Records excerpted from a collection
* * * * * * * * *
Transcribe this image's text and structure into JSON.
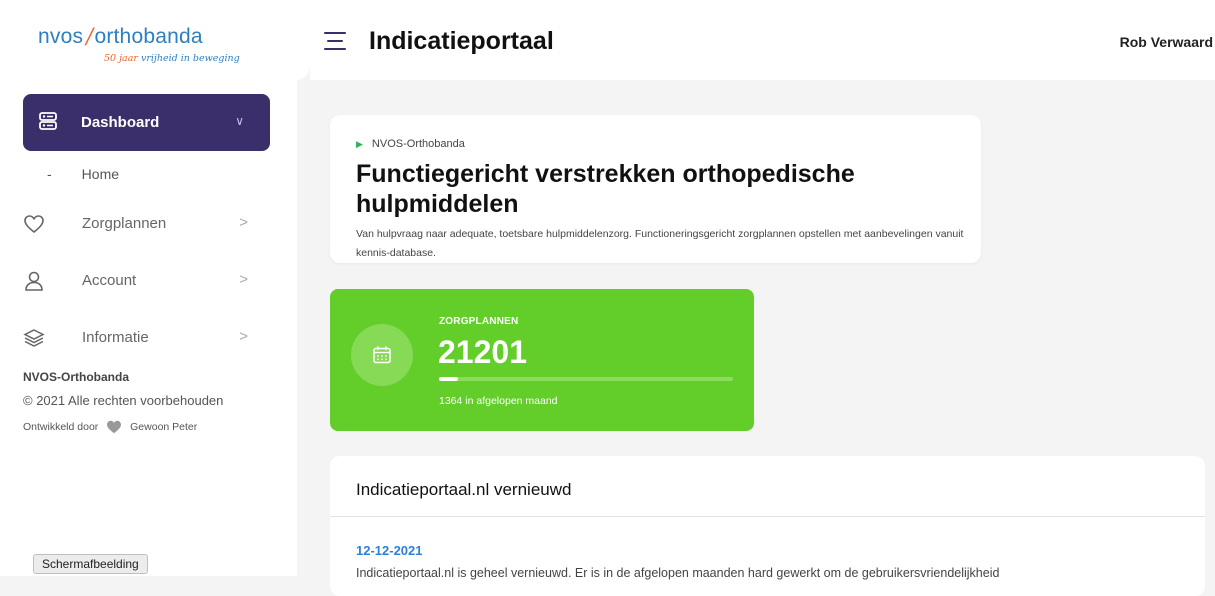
{
  "brand": {
    "logo_left": "nvos",
    "logo_slash": "/",
    "logo_right": "orthobanda",
    "tagline_num": "50 jaar",
    "tagline_rest": " vrijheid in beweging",
    "accent": "#3a2f6a",
    "logo_blue": "#2e7fc1",
    "logo_orange": "#e8672a"
  },
  "sidebar": {
    "dashboard_label": "Dashboard",
    "dashboard_icon": "server-icon",
    "sub_dash": "-",
    "sub_home": "Home",
    "items": [
      {
        "label": "Zorgplannen",
        "icon": "heart-icon"
      },
      {
        "label": "Account",
        "icon": "user-icon"
      },
      {
        "label": "Informatie",
        "icon": "layers-icon"
      }
    ],
    "footer_brand": "NVOS-Orthobanda",
    "footer_copy": "© 2021 Alle rechten voorbehouden",
    "footer_dev_prefix": "Ontwikkeld door",
    "footer_dev_name": "Gewoon Peter"
  },
  "tooltip": "Schermafbeelding",
  "header": {
    "title": "Indicatieportaal",
    "user": "Rob Verwaard"
  },
  "intro": {
    "breadcrumb": "NVOS-Orthobanda",
    "title": "Functiegericht verstrekken orthopedische hulpmiddelen",
    "description": "Van hulpvraag naar adequate, toetsbare hulpmiddelenzorg. Functioneringsgericht zorgplannen opstellen met aanbevelingen vanuit kennis-database."
  },
  "stat": {
    "label": "ZORGPLANNEN",
    "value": "21201",
    "progress": 0.065,
    "subtext": "1364 in afgelopen maand",
    "color": "#63cd2a"
  },
  "news": {
    "heading": "Indicatieportaal.nl vernieuwd",
    "date": "12-12-2021",
    "text": "Indicatieportaal.nl is geheel vernieuwd. Er is in de afgelopen maanden hard gewerkt om de gebruikersvriendelijkheid"
  }
}
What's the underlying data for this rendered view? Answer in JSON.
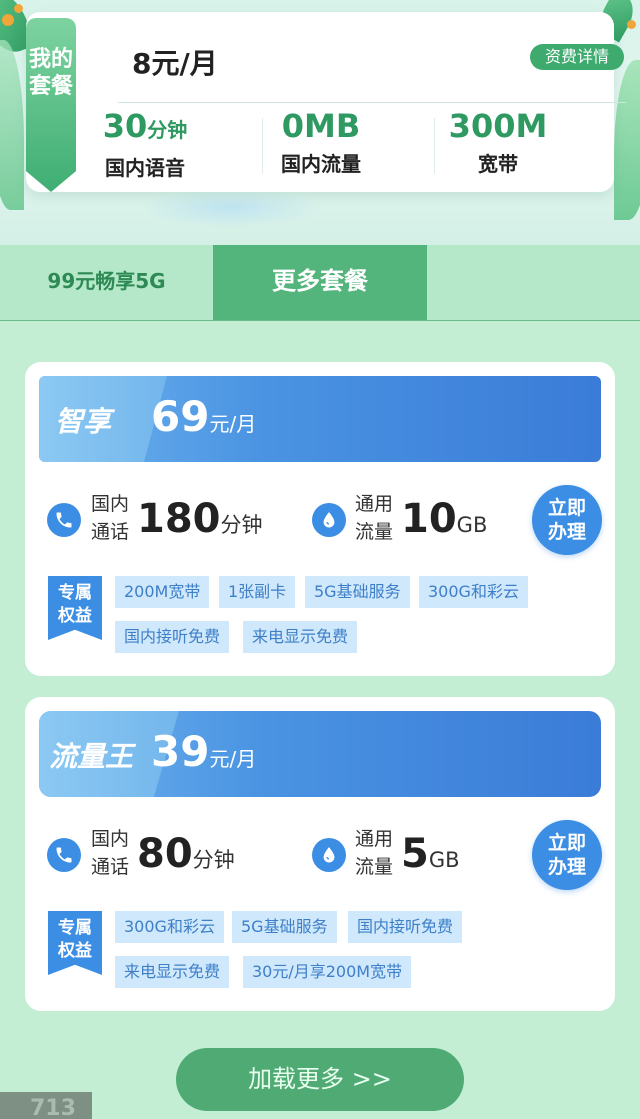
{
  "current_plan": {
    "ribbon": "我的套餐",
    "price": "8元/月",
    "detail_button": "资费详情",
    "stats": [
      {
        "value": "30",
        "unit": "分钟",
        "label": "国内语音"
      },
      {
        "value": "0MB",
        "unit": "",
        "label": "国内流量"
      },
      {
        "value": "300M",
        "unit": "",
        "label": "宽带"
      }
    ]
  },
  "tabs": [
    {
      "label": "99元畅享5G",
      "active": false
    },
    {
      "label": "更多套餐",
      "active": true
    }
  ],
  "packages": [
    {
      "name": "智享",
      "price": "69",
      "price_unit": "元/月",
      "call_label_1": "国内",
      "call_label_2": "通话",
      "call_value": "180",
      "call_unit": "分钟",
      "data_label_1": "通用",
      "data_label_2": "流量",
      "data_value": "10",
      "data_unit": "GB",
      "apply_1": "立即",
      "apply_2": "办理",
      "perk_badge_1": "专属",
      "perk_badge_2": "权益",
      "perks": [
        "200M宽带",
        "1张副卡",
        "5G基础服务",
        "300G和彩云",
        "国内接听免费",
        "来电显示免费"
      ]
    },
    {
      "name": "流量王",
      "price": "39",
      "price_unit": "元/月",
      "call_label_1": "国内",
      "call_label_2": "通话",
      "call_value": "80",
      "call_unit": "分钟",
      "data_label_1": "通用",
      "data_label_2": "流量",
      "data_value": "5",
      "data_unit": "GB",
      "apply_1": "立即",
      "apply_2": "办理",
      "perk_badge_1": "专属",
      "perk_badge_2": "权益",
      "perks": [
        "300G和彩云",
        "5G基础服务",
        "国内接听免费",
        "来电显示免费",
        "30元/月享200M宽带"
      ]
    }
  ],
  "load_more": "加载更多 >>",
  "corner_number": "713",
  "colors": {
    "accent_green": "#3eaa6e",
    "accent_blue": "#3b8ee3",
    "background": "#c3eed4"
  },
  "icons": [
    "phone-icon",
    "water-drop-icon"
  ]
}
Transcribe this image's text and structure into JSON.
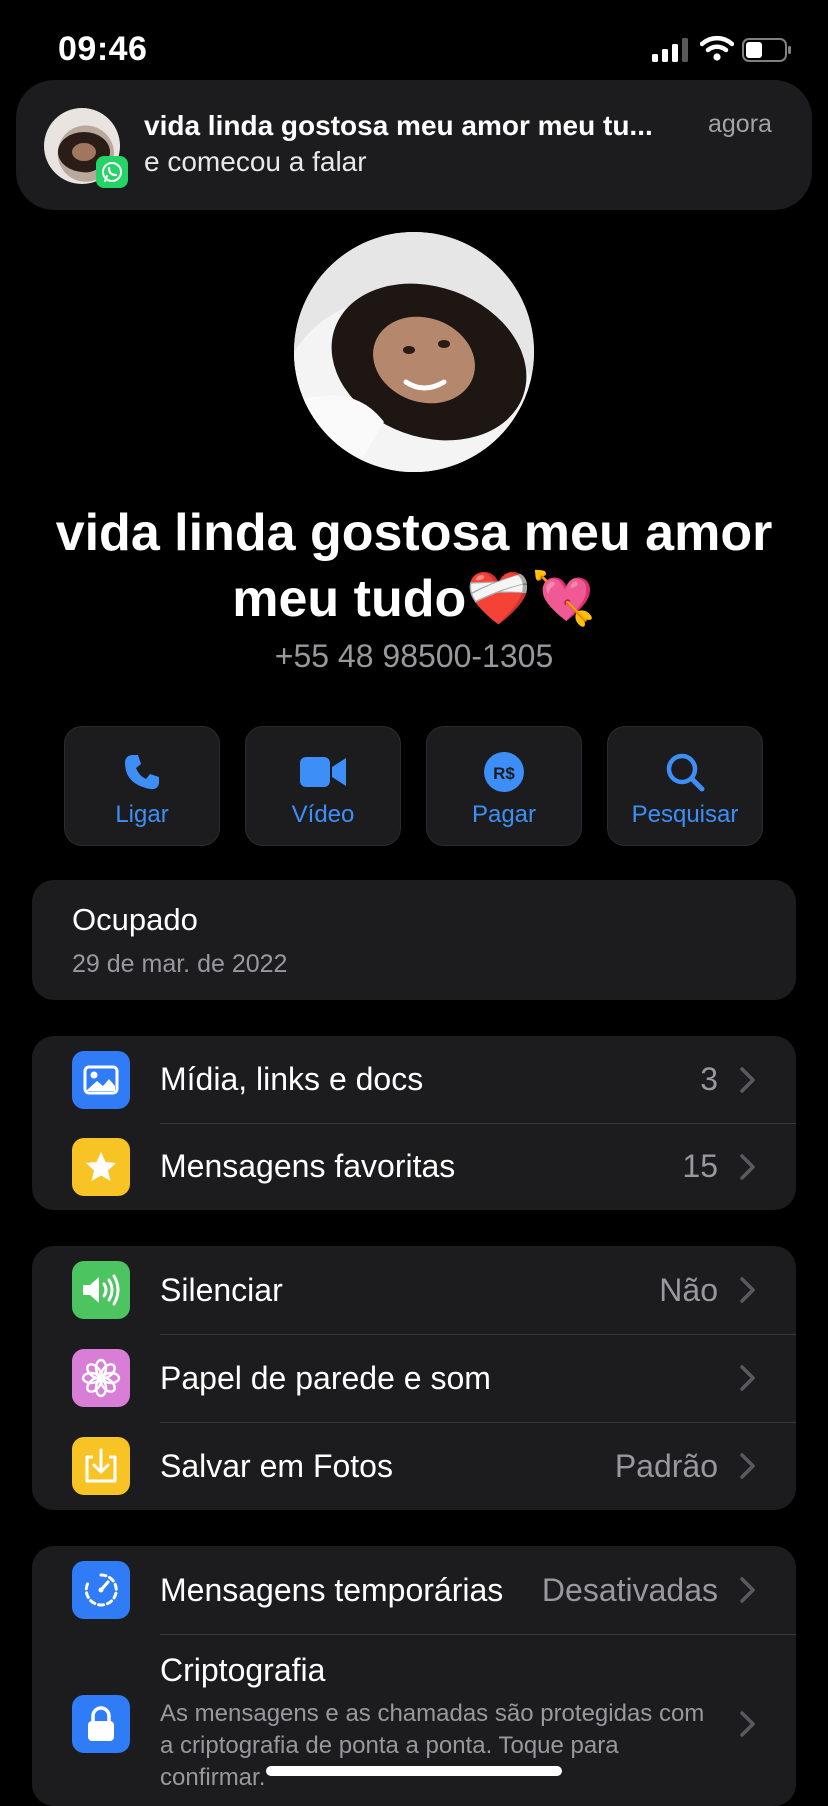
{
  "status_bar": {
    "time": "09:46"
  },
  "notification": {
    "title": "vida linda gostosa meu amor meu tu...",
    "time": "agora",
    "body": "e comecou a falar"
  },
  "contact": {
    "name": "vida linda gostosa meu amor meu tudo❤️‍🩹💘",
    "phone": "+55 48 98500-1305"
  },
  "actions": [
    {
      "label": "Ligar",
      "icon": "phone-icon"
    },
    {
      "label": "Vídeo",
      "icon": "video-icon"
    },
    {
      "label": "Pagar",
      "icon": "payment-icon"
    },
    {
      "label": "Pesquisar",
      "icon": "search-icon"
    }
  ],
  "about": {
    "status": "Ocupado",
    "date": "29 de mar. de 2022"
  },
  "group1": [
    {
      "label": "Mídia, links e docs",
      "value": "3",
      "icon": "media-icon",
      "color": "#2f7cf6"
    },
    {
      "label": "Mensagens favoritas",
      "value": "15",
      "icon": "star-icon",
      "color": "#f7c325"
    }
  ],
  "group2": [
    {
      "label": "Silenciar",
      "value": "Não",
      "icon": "speaker-icon",
      "color": "#4cc45f"
    },
    {
      "label": "Papel de parede e som",
      "value": "",
      "icon": "flower-icon",
      "color": "#d87ed6"
    },
    {
      "label": "Salvar em Fotos",
      "value": "Padrão",
      "icon": "download-icon",
      "color": "#f7c325"
    }
  ],
  "group3": [
    {
      "label": "Mensagens temporárias",
      "value": "Desativadas",
      "icon": "timer-icon",
      "color": "#2f7cf6"
    },
    {
      "label": "Criptografia",
      "description": "As mensagens e as chamadas são protegidas com a criptografia de ponta a ponta. Toque para confirmar.",
      "icon": "lock-icon",
      "color": "#2f7cf6"
    }
  ],
  "colors": {
    "accent": "#3d8ff7",
    "card": "#1c1c1e",
    "background": "#000000"
  }
}
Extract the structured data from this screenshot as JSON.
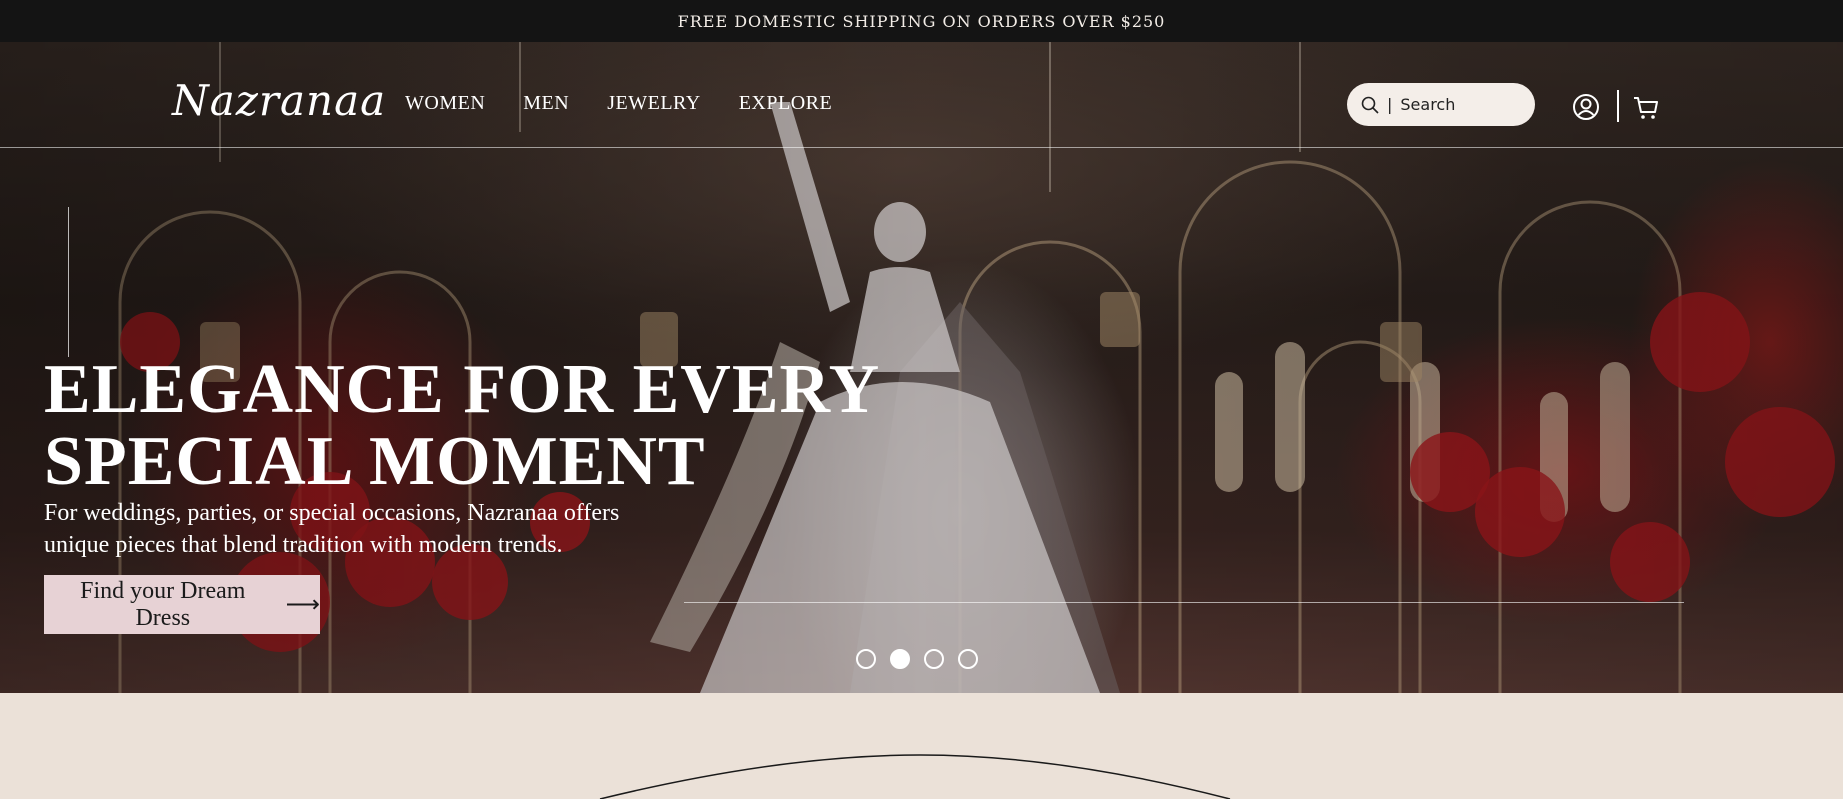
{
  "announcement": {
    "text": "FREE DOMESTIC SHIPPING ON ORDERS OVER $250"
  },
  "header": {
    "logo": "Nazranaa",
    "nav": [
      {
        "label": "WOMEN"
      },
      {
        "label": "MEN"
      },
      {
        "label": "JEWELRY"
      },
      {
        "label": "EXPLORE"
      }
    ],
    "search": {
      "placeholder": "Search",
      "caret": "|"
    },
    "icons": {
      "search": "search-icon",
      "account": "user-circle-icon",
      "cart": "cart-icon"
    }
  },
  "hero": {
    "headline_line1": "ELEGANCE FOR EVERY",
    "headline_line2": "SPECIAL MOMENT",
    "subtext_line1": "For weddings, parties, or special occasions, Nazranaa offers",
    "subtext_line2": "unique pieces that blend tradition with modern trends.",
    "cta_label": "Find your Dream Dress",
    "cta_arrow": "⟶",
    "slides_total": 4,
    "active_slide": 2
  },
  "colors": {
    "announcement_bg": "#141414",
    "cta_bg": "#e7d2d5",
    "page_bg": "#ebe1d8"
  }
}
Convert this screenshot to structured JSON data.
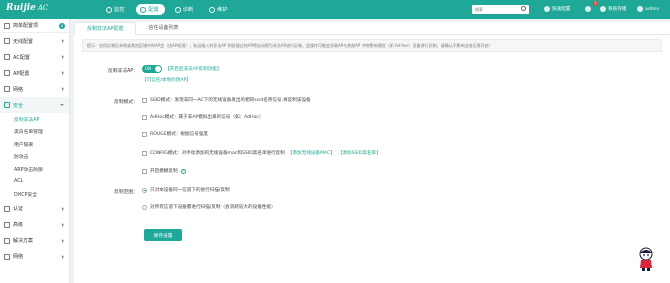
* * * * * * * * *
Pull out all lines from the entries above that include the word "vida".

    "title": "vida linda gostosa meu amor meu tu...",
    "name": "vida linda gostosa meu amor meu tudo❤️‍🩹💘",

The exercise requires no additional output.